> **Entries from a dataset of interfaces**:
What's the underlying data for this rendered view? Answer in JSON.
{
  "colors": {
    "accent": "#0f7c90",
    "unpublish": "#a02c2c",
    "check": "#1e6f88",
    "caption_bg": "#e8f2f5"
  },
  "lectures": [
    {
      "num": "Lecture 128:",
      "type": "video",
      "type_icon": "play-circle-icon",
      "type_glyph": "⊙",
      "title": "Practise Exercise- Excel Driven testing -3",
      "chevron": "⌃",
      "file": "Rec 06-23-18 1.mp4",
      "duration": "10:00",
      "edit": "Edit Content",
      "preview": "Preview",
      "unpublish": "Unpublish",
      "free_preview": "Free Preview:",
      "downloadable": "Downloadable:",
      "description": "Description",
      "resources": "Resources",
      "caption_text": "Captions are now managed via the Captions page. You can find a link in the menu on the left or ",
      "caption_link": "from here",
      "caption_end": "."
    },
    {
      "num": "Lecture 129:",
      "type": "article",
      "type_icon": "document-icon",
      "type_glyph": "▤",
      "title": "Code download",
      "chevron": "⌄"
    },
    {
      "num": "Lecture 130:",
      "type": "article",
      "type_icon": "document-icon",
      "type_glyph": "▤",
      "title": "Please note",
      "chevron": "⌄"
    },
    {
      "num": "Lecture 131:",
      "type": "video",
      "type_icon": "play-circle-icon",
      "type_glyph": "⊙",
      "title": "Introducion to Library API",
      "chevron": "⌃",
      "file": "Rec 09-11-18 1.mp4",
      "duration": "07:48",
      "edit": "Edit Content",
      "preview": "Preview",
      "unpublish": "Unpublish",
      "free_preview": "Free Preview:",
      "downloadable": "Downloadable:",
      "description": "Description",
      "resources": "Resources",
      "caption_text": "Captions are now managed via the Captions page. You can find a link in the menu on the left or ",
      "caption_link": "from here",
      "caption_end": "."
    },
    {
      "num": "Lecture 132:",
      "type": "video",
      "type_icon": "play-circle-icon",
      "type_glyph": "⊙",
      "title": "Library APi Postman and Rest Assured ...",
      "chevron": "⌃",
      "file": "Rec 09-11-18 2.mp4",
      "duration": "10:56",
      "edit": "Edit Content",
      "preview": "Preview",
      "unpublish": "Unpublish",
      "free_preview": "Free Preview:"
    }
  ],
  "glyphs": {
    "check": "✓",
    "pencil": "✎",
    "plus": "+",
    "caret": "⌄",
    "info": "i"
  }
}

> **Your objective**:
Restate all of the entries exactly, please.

> **Response**:
What's the underlying data for this rendered view? Answer in JSON.
{
  "colors": {
    "accent": "#0f7c90",
    "unpublish": "#a02c2c",
    "check": "#1e6f88",
    "caption_bg": "#e8f2f5"
  },
  "lectures": [
    {
      "num": "Lecture 128:",
      "type": "video",
      "type_icon": "play-circle-icon",
      "type_glyph": "⊙",
      "title": "Practise Exercise- Excel Driven testing -3",
      "chevron": "⌃",
      "file": "Rec 06-23-18 1.mp4",
      "duration": "10:00",
      "edit": "Edit Content",
      "preview": "Preview",
      "unpublish": "Unpublish",
      "free_preview": "Free Preview:",
      "downloadable": "Downloadable:",
      "description": "Description",
      "resources": "Resources",
      "caption_text": "Captions are now managed via the Captions page. You can find a link in the menu on the left or ",
      "caption_link": "from here",
      "caption_end": "."
    },
    {
      "num": "Lecture 129:",
      "type": "article",
      "type_icon": "document-icon",
      "type_glyph": "▤",
      "title": "Code download",
      "chevron": "⌄"
    },
    {
      "num": "Lecture 130:",
      "type": "article",
      "type_icon": "document-icon",
      "type_glyph": "▤",
      "title": "Please note",
      "chevron": "⌄"
    },
    {
      "num": "Lecture 131:",
      "type": "video",
      "type_icon": "play-circle-icon",
      "type_glyph": "⊙",
      "title": "Introducion to Library API",
      "chevron": "⌃",
      "file": "Rec 09-11-18 1.mp4",
      "duration": "07:48",
      "edit": "Edit Content",
      "preview": "Preview",
      "unpublish": "Unpublish",
      "free_preview": "Free Preview:",
      "downloadable": "Downloadable:",
      "description": "Description",
      "resources": "Resources",
      "caption_text": "Captions are now managed via the Captions page. You can find a link in the menu on the left or ",
      "caption_link": "from here",
      "caption_end": "."
    },
    {
      "num": "Lecture 132:",
      "type": "video",
      "type_icon": "play-circle-icon",
      "type_glyph": "⊙",
      "title": "Library APi Postman and Rest Assured ...",
      "chevron": "⌃",
      "file": "Rec 09-11-18 2.mp4",
      "duration": "10:56",
      "edit": "Edit Content",
      "preview": "Preview",
      "unpublish": "Unpublish",
      "free_preview": "Free Preview:"
    }
  ],
  "glyphs": {
    "check": "✓",
    "pencil": "✎",
    "plus": "+",
    "caret": "⌄",
    "info": "i"
  }
}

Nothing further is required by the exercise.